When you find something boring, you don't pay close attention and you can't retain the content - so when you're giving a presentation, capture the audience's interest as soon as you can. You want your audience to focus. Multitasking is a recipe for inefficiency and danger. In fact, multi-taskers are prone to 50% more errors and take 50% longer to finish a task than people who do one thing at a time. Studies say that chatting on your cell phone while you're behind the wheel of an automobile is as dangerous as driving under the influence of alcohol.
People remember emotional situations longer than calm ones for neurochemical reasons. During emotional events, your brain releases a neurotransmitter called dopamine, which is associated with attention and rewards; it helps you cement the memories.
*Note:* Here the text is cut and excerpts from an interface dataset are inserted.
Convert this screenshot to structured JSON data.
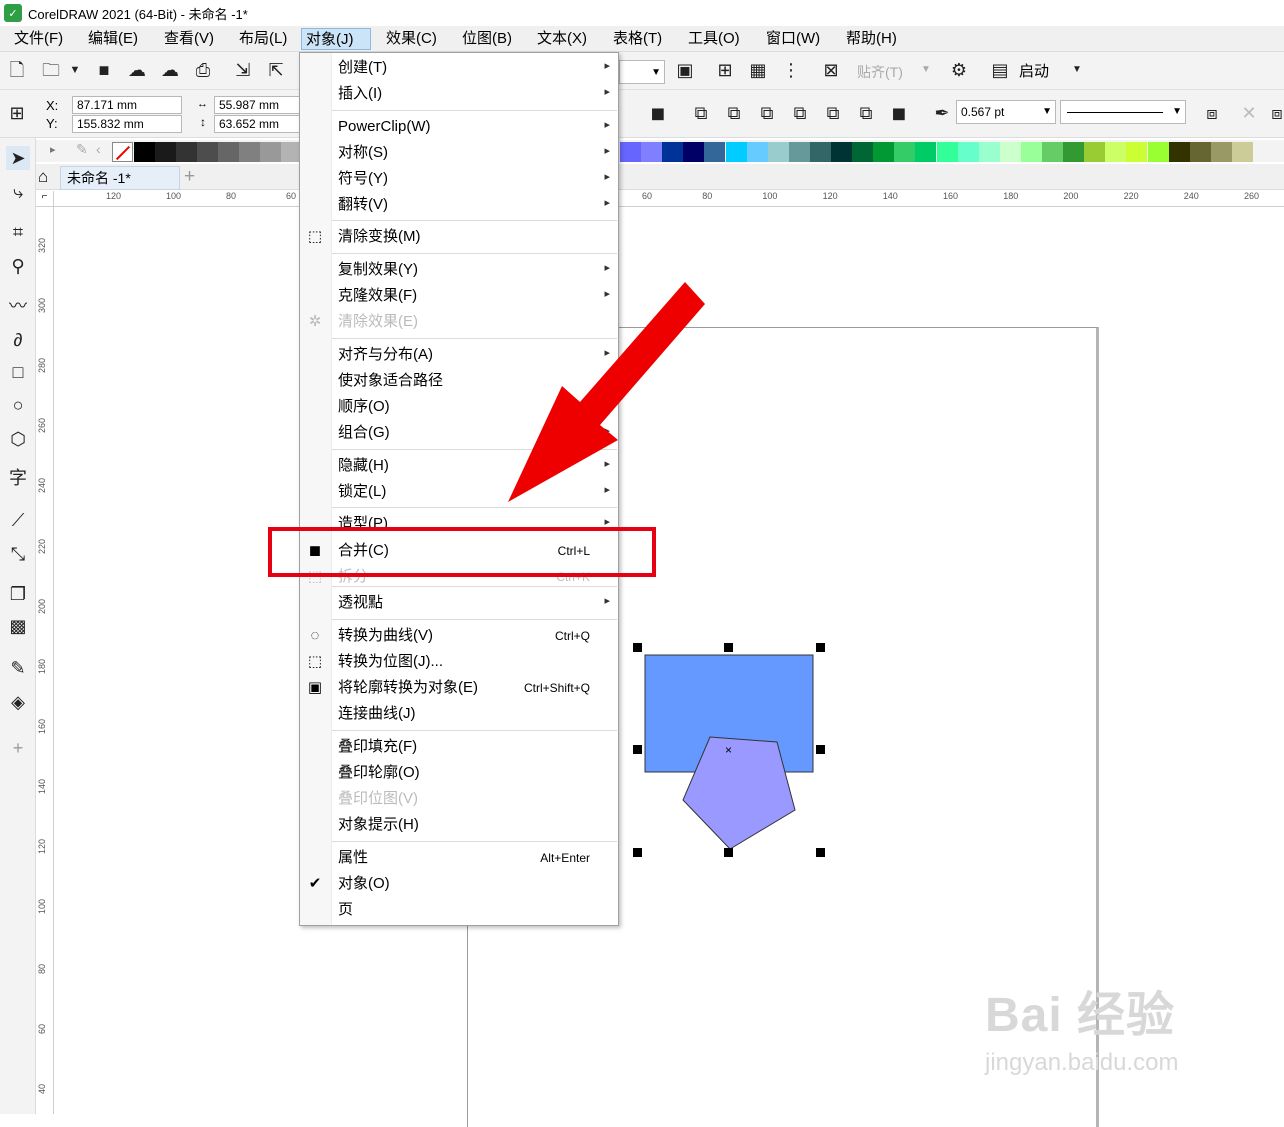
{
  "title_bar": {
    "text": "CorelDRAW 2021 (64-Bit) - 未命名 -1*"
  },
  "menu_bar": {
    "items": [
      "文件(F)",
      "编辑(E)",
      "查看(V)",
      "布局(L)",
      "对象(J)",
      "效果(C)",
      "位图(B)",
      "文本(X)",
      "表格(T)",
      "工具(O)",
      "窗口(W)",
      "帮助(H)"
    ],
    "active": "对象(J)"
  },
  "property_bar": {
    "x_label": "X:",
    "y_label": "Y:",
    "x_value": "87.171 mm",
    "y_value": "155.832 mm",
    "width_value": "55.987 mm",
    "height_value": "63.652 mm",
    "outline_width": "0.567 pt",
    "snap_label": "贴齐(T)",
    "launch_label": "启动"
  },
  "document_tab": {
    "label": "未命名 -1*"
  },
  "rulers": {
    "h_ticks_left": [
      "120",
      "100",
      "80",
      "60"
    ],
    "h_ticks_right": [
      "60",
      "80",
      "100",
      "120",
      "140",
      "160",
      "180",
      "200",
      "220",
      "240",
      "260"
    ],
    "v_ticks": [
      "320",
      "300",
      "280",
      "260",
      "240",
      "220",
      "200",
      "180",
      "160",
      "140",
      "120",
      "100",
      "80",
      "60",
      "40"
    ]
  },
  "dropdown_menu": {
    "items": [
      {
        "label": "创建(T)",
        "submenu": true
      },
      {
        "label": "插入(I)",
        "submenu": true
      },
      {
        "label": "PowerClip(W)",
        "submenu": true
      },
      {
        "label": "对称(S)",
        "submenu": true
      },
      {
        "label": "符号(Y)",
        "submenu": true
      },
      {
        "label": "翻转(V)",
        "submenu": true
      },
      {
        "label": "清除变换(M)",
        "icon": "clear-transform-icon"
      },
      {
        "label": "复制效果(Y)",
        "submenu": true
      },
      {
        "label": "克隆效果(F)",
        "submenu": true
      },
      {
        "label": "清除效果(E)",
        "disabled": true,
        "icon": "clear-effect-icon"
      },
      {
        "label": "对齐与分布(A)",
        "submenu": true
      },
      {
        "label": "使对象适合路径"
      },
      {
        "label": "顺序(O)",
        "submenu": true
      },
      {
        "label": "组合(G)",
        "submenu": true
      },
      {
        "label": "隐藏(H)",
        "submenu": true
      },
      {
        "label": "锁定(L)",
        "submenu": true
      },
      {
        "label": "造型(P)",
        "submenu": true
      },
      {
        "label": "合并(C)",
        "shortcut": "Ctrl+L",
        "icon": "combine-icon"
      },
      {
        "label": "拆分",
        "shortcut": "Ctrl+K",
        "disabled": true,
        "icon": "break-apart-icon"
      },
      {
        "label": "透视點",
        "submenu": true
      },
      {
        "label": "转换为曲线(V)",
        "shortcut": "Ctrl+Q",
        "icon": "convert-curves-icon"
      },
      {
        "label": "转换为位图(J)...",
        "icon": "convert-bitmap-icon"
      },
      {
        "label": "将轮廓转换为对象(E)",
        "shortcut": "Ctrl+Shift+Q",
        "icon": "outline-object-icon"
      },
      {
        "label": "连接曲线(J)"
      },
      {
        "label": "叠印填充(F)"
      },
      {
        "label": "叠印轮廓(O)"
      },
      {
        "label": "叠印位图(V)",
        "disabled": true
      },
      {
        "label": "对象提示(H)"
      },
      {
        "label": "属性",
        "shortcut": "Alt+Enter"
      },
      {
        "label": "对象(O)",
        "checked": true
      },
      {
        "label": "页"
      }
    ]
  },
  "canvas": {
    "rect_color": "#6699ff",
    "pentagon_color": "#9999ff"
  },
  "annotation": {
    "highlight_color": "#e60012",
    "arrow_color": "#ee0000"
  },
  "watermark": {
    "line1": "Bai 经验",
    "line2": "jingyan.baidu.com"
  },
  "palette": [
    "#000000",
    "#1a1a1a",
    "#333333",
    "#4d4d4d",
    "#666666",
    "#808080",
    "#999999",
    "#b3b3b3",
    "#6666ff",
    "#7f7fff",
    "#003399",
    "#000066",
    "#336699",
    "#00ccff",
    "#66ccff",
    "#99cccc",
    "#669999",
    "#336666",
    "#003333",
    "#006633",
    "#009933",
    "#33cc66",
    "#00cc66",
    "#33ff99",
    "#66ffcc",
    "#99ffcc",
    "#ccffcc",
    "#99ff99",
    "#66cc66",
    "#339933",
    "#99cc33",
    "#ccff66",
    "#ccff33",
    "#99ff33",
    "#333300",
    "#666633",
    "#999966",
    "#cccc99"
  ]
}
At stressful moments, the brain doesn't pick up details. It focuses on the big picture. If you're trying to teach someone, present "the key ideas and, in a hierarchical fashion, form the details around these larger notions." Provide information in 10-minute chunks and use entertaining hooks between those chunks.
- What we pay attention to is profoundly influenced by memory. Our previous experience predicts where we should pay attention. Culture matters too. Whether in school or in business, these differences can greatly effect how an audience perceives a given presentation.
- We pay attention to things like emotions, threats and sex. Regardless of who you are, the brain pays a great deal of attention to these questions: Can I eat it? Will it eat me? Can I mate with it? Will it mate with me? Have I seen it before?
- The brain is not capable of multi-tasking. We can talk and breathe, but when it comes to higher level tasks, we just can't do it.
- Driving while talking on a cell phone is like driving drunk. The brain is a sequential processor and large fractions of a second are consumed every time the brain switches tasks. This is why cell-phone talkers are a half-second slower to hit the brakes and get in more wrecks.
- Workplaces and schools actually encourage this type of multi-tasking. Walk into any office and you'll see people sending e-mail, answering their phones, Instant Messaging, and on MySpace-all at the same time. Research shows your error rate goes up 50% and it takes you twice as long to do things.
- When you're always online you're always distracted. So the always online organization is the always unproductive organization.
More next time.
This email is general in nature only and does not constitute or convey specific or professional advice. Legislation changes may occur quickly. Formal advice should be sought before acting in any of the areas discussed. Be aware that the information in these articles may become innaccurate with time. Responsibility is disclaimed for any inaccuracies, errors or omissions. Particular investments are neither invited nor recommended and hence this publication is not "financial product advice" as defined in Section 766B of the above legislation. All expressions of opinion by contributors are published on the basis that they are not to be regarded as expressing the official opinion of any other person or entity unless expressly stated. No responsibility for the accuracy of the opinions or information contained in the contributor's articles is accepted by any other person or entity. Copyright: This publication is copyright. If you wish to reproduce this article you require a license, which can be purchased here, to do so.